Exercise instructions
Which lines of the listing hold the string "text"? Show each of them.

Data records

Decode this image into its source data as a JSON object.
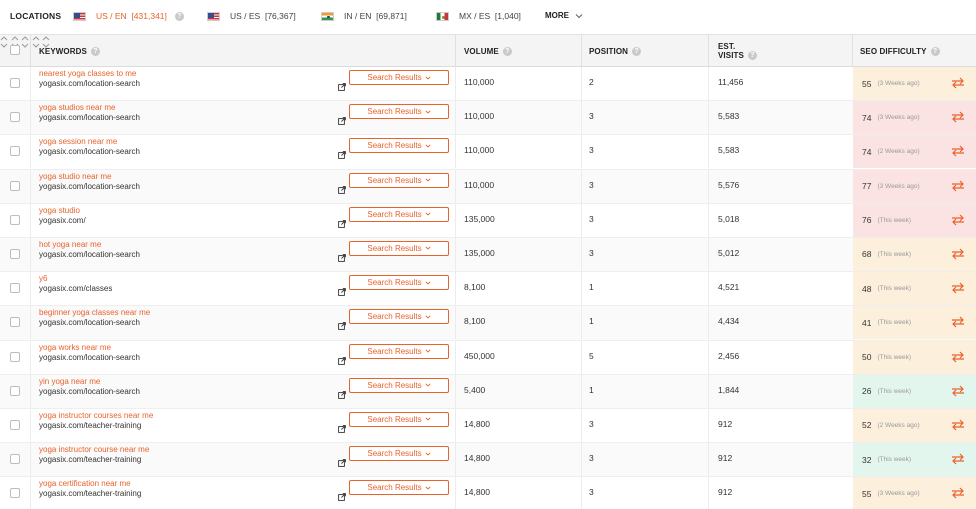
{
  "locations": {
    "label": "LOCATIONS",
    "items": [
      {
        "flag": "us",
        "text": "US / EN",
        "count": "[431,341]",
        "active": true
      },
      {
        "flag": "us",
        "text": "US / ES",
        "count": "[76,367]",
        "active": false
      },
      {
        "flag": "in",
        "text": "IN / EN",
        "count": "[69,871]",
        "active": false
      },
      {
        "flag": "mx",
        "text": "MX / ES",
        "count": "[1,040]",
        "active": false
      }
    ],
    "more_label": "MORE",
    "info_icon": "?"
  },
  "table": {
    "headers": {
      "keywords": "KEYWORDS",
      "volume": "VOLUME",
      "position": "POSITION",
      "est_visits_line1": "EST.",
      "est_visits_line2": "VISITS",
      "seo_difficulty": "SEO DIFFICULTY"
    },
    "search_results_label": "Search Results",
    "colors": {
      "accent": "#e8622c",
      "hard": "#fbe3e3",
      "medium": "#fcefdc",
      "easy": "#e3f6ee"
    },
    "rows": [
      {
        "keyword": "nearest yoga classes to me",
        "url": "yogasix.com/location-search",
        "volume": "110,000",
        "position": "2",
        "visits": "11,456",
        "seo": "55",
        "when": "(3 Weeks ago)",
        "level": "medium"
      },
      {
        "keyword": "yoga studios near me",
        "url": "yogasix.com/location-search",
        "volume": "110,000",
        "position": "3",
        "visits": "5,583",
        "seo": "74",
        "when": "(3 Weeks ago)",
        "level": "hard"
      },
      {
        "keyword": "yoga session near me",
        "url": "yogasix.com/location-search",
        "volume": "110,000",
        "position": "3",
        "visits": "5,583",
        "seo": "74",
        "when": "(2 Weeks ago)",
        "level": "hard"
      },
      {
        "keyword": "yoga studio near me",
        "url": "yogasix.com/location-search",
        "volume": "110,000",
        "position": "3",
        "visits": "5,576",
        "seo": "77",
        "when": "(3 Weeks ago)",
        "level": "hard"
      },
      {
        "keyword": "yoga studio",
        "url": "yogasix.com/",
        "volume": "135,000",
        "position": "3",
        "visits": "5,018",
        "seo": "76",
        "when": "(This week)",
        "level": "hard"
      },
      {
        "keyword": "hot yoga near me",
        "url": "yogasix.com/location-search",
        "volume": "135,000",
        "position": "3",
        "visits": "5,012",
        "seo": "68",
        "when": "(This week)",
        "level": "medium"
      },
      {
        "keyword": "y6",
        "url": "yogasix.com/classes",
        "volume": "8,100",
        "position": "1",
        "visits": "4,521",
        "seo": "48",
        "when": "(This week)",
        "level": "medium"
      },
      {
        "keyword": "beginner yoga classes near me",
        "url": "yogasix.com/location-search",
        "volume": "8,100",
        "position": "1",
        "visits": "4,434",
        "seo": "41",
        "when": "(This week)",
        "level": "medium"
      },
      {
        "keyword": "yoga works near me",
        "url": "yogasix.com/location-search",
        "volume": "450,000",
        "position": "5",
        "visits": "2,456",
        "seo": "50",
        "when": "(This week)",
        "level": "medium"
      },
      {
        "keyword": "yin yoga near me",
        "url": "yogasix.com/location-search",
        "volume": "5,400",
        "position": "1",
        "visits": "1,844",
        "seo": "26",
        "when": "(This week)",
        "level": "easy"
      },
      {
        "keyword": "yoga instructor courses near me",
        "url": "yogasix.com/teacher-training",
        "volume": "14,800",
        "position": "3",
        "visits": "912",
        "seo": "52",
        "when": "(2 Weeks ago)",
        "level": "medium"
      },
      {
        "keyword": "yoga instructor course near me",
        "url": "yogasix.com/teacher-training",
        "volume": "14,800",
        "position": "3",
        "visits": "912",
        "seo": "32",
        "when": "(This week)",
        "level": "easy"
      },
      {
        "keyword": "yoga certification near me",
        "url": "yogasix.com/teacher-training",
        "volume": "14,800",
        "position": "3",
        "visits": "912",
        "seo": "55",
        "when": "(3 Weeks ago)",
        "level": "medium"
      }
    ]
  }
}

Written reply
        "text": "US / EN",
        "text": "US / ES",
        "text": "IN / EN",
        "text": "MX / ES",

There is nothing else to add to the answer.